Thursday of this week, the Vatican announced the sudden removal of the president of the Institute for Religious Works (IOR), otherwise referred to as "The Vatican Bank."
Apparently the Board voted unanimously of “no confidence” in Ettore Gotti Tedeschi. Anticipating the decision, he resigned. Gotti Tedeschi, whose primary job is head of Spain's Banco Santander's Italian unit in Milan, is also being investigated for leaking IOR confidential documents to investors. The Holy See is heading into a July meeting of Moneyval, a Council of Europe committee that will determine whether it has complied with international norms to fight money laundering and terror financing. Moneyval investigators have been looking at the transparency of IOR’s finances. Gotti Tedeschi is faulted for not keeping the board of superintendents apprised of the work of the bank, among other failings.

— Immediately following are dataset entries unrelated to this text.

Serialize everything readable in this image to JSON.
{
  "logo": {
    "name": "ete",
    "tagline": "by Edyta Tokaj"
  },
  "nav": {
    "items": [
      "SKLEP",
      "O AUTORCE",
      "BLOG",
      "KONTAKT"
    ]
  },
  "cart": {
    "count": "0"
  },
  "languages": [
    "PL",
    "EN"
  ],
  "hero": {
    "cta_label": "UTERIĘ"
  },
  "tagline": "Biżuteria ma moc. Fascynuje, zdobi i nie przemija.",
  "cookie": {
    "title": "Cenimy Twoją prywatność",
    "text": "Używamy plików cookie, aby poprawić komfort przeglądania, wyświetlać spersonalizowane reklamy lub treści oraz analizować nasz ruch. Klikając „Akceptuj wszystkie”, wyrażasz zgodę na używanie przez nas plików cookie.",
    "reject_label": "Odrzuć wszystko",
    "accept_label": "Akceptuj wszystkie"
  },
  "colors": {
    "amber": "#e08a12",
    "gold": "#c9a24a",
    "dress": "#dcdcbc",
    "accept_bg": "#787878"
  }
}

Although he was appointed to the position just over two years ago, rumor had it that Mr. Gotti was a pawn in the strategic moves of Cardinal Tarcisio Bertone, the Vatican Secretary of State. Pope Benedict wanted Gotti to clean up the bank which has been the sources of controversy in terms of the transparency of its financial dealings.
Meanwhile, the Vatican Gendarmerie, headed by General Domenico Giani, claims to have identified the person who allegedly is the source of the leak of about one hundred of Pope Benedict’s personal documents to the Italian journalist, Gianluigi Nuzzi, who used them to publish a book called “His Holiness,” released in Italy last Saturday.

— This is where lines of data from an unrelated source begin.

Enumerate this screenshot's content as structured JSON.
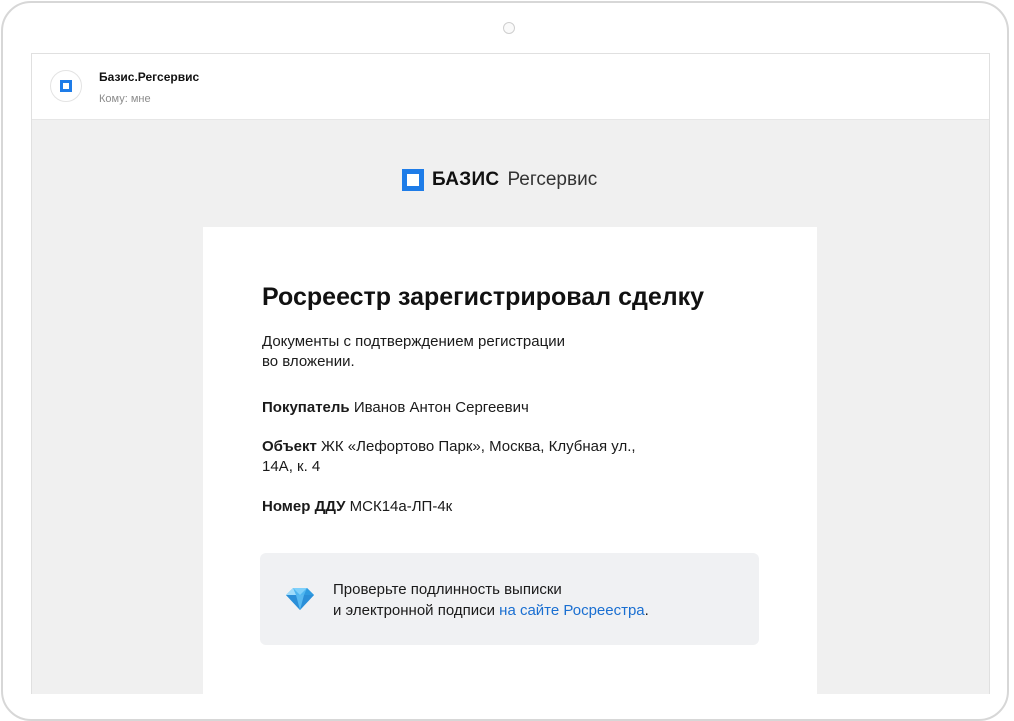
{
  "header": {
    "sender": "Базис.Регсервис",
    "recipient": "Кому: мне"
  },
  "brand": {
    "bold": "БАЗИС",
    "light": "Регсервис"
  },
  "email": {
    "title": "Росреестр зарегистрировал сделку",
    "intro_line1": "Документы с подтверждением регистрации",
    "intro_line2": "во вложении.",
    "buyer_label": "Покупатель",
    "buyer_value": "Иванов Антон Сергеевич",
    "object_label": "Объект",
    "object_value_line1": "ЖК «Лефортово Парк», Москва, Клубная ул.,",
    "object_value_line2": "14А, к. 4",
    "ddu_label": "Номер ДДУ",
    "ddu_value": "МСК14а-ЛП-4к"
  },
  "notice": {
    "line1": "Проверьте подлинность выписки",
    "line2": "и электронной подписи",
    "link": "на сайте Росреестра",
    "period": "."
  },
  "colors": {
    "brand_blue": "#1e7ce8",
    "link_blue": "#1a6fd1",
    "background_gray": "#f0f0f0"
  },
  "icons": {
    "avatar": "basis-logo-icon",
    "brand": "basis-square-icon",
    "notice": "diamond-gem-icon"
  }
}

The controversial book seeks to give credence to rumors swirling in and around the Vatican. Some see the book as a direct attack on the Pope. The book seems to suggest that Pope Benedict was wrong in his choice of Cardinal Bertone as Secretary of State and that he was wrong not to force his resignation.
Many are troubled that someone would have leaked documents which were supposedly reserved to the Holy Father and related to particularly sensitive matters. Most of the documents relate to Italian affairs although documents related to the alleged cover-up of Father Marcial Maciel, founder of the Legionaries of Christ, are mentioned. Vatican finances, the Pope’s personal account number at the Vatican Bank, some of Cardinal Bertone’s dealings, the group known as “Communion and Liberation,” the Jesuits, scandals at the Vatican newspaper Osservatore Romano, Italian politics, and the traditionalist Society of Pope Pius X, founded by French archbishop Marcel Lefebvre, also feature.
The pope's butler Paolo Gabriele, was arrested in Vatican City on Friday, suspected of leaking the documents. It is said he had been under surveillance for weeks and was caught red-handed with documents he should not have had. Papal spokesman Federico Lombardi confirmed to Italian news service Ansa that Gabriele had been found "in illegal possession of confidential documents."
Gabriele is in the custody of the Vatican's secretive judicial system, which is separate from the Italian judicial system. His arrest took place just hours after Gotti Tedeschi was ousted for allegedly "failing to fulfill the primary functions of his office."
One of the abiding memories I have of my time in Rome and my (albeit limited) contacts with two Vatican Cardinals is the amount of gossip generated in such a relatively small operation as is the Vatican state. It strikes me as interesting that the two people involved in this week’s news are laymen. I find it strange that the Pope’s “butler,” apparently well liked and trusted in the Vatican household, would have been in a position to choose and leak specific selected documents which, in their totality, seem to make a strong case against the judgment of the Pope and which would seem to serve to fuel whatever rivalry exists between former Secretary of State and current Dean of the College of Cardinals, Angelo Sodano and the current Secretary of State, Cardianl Bertone. The Vatican says that Nuzzi's book is criminal and has warned that it intends to take legal action.